*** EXERCISE DATA ***
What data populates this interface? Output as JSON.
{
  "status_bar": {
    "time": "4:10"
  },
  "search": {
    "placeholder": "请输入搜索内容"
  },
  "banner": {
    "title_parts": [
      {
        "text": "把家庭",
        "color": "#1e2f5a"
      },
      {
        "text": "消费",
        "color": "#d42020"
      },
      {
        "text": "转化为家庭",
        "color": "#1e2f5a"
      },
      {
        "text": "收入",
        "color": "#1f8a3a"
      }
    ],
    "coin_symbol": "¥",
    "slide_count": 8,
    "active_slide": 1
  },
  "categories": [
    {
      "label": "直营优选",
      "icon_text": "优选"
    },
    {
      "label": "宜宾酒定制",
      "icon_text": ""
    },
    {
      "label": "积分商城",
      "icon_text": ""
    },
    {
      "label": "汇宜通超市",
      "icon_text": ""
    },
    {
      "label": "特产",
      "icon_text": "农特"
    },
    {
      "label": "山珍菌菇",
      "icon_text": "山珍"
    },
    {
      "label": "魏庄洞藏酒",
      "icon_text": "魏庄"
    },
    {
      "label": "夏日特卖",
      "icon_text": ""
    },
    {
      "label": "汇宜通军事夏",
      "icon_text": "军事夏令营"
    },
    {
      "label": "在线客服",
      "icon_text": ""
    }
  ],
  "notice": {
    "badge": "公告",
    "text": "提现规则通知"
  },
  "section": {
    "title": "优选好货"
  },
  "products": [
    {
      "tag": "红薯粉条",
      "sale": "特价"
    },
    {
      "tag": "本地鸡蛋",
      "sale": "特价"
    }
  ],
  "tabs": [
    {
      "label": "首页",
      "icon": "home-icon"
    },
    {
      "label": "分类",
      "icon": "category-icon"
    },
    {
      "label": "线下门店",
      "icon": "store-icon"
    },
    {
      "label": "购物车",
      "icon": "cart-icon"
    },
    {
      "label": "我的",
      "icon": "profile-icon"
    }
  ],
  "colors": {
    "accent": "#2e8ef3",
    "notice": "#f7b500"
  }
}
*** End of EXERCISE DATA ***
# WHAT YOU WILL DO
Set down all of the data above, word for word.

# ANSWER FOR THIS EXERCISE
What data populates this interface? Output as JSON.
{
  "status_bar": {
    "time": "4:10"
  },
  "search": {
    "placeholder": "请输入搜索内容"
  },
  "banner": {
    "title_parts": [
      {
        "text": "把家庭",
        "color": "#1e2f5a"
      },
      {
        "text": "消费",
        "color": "#d42020"
      },
      {
        "text": "转化为家庭",
        "color": "#1e2f5a"
      },
      {
        "text": "收入",
        "color": "#1f8a3a"
      }
    ],
    "coin_symbol": "¥",
    "slide_count": 8,
    "active_slide": 1
  },
  "categories": [
    {
      "label": "直营优选",
      "icon_text": "优选"
    },
    {
      "label": "宜宾酒定制",
      "icon_text": ""
    },
    {
      "label": "积分商城",
      "icon_text": ""
    },
    {
      "label": "汇宜通超市",
      "icon_text": ""
    },
    {
      "label": "特产",
      "icon_text": "农特"
    },
    {
      "label": "山珍菌菇",
      "icon_text": "山珍"
    },
    {
      "label": "魏庄洞藏酒",
      "icon_text": "魏庄"
    },
    {
      "label": "夏日特卖",
      "icon_text": ""
    },
    {
      "label": "汇宜通军事夏",
      "icon_text": "军事夏令营"
    },
    {
      "label": "在线客服",
      "icon_text": ""
    }
  ],
  "notice": {
    "badge": "公告",
    "text": "提现规则通知"
  },
  "section": {
    "title": "优选好货"
  },
  "products": [
    {
      "tag": "红薯粉条",
      "sale": "特价"
    },
    {
      "tag": "本地鸡蛋",
      "sale": "特价"
    }
  ],
  "tabs": [
    {
      "label": "首页",
      "icon": "home-icon"
    },
    {
      "label": "分类",
      "icon": "category-icon"
    },
    {
      "label": "线下门店",
      "icon": "store-icon"
    },
    {
      "label": "购物车",
      "icon": "cart-icon"
    },
    {
      "label": "我的",
      "icon": "profile-icon"
    }
  ],
  "colors": {
    "accent": "#2e8ef3",
    "notice": "#f7b500"
  }
}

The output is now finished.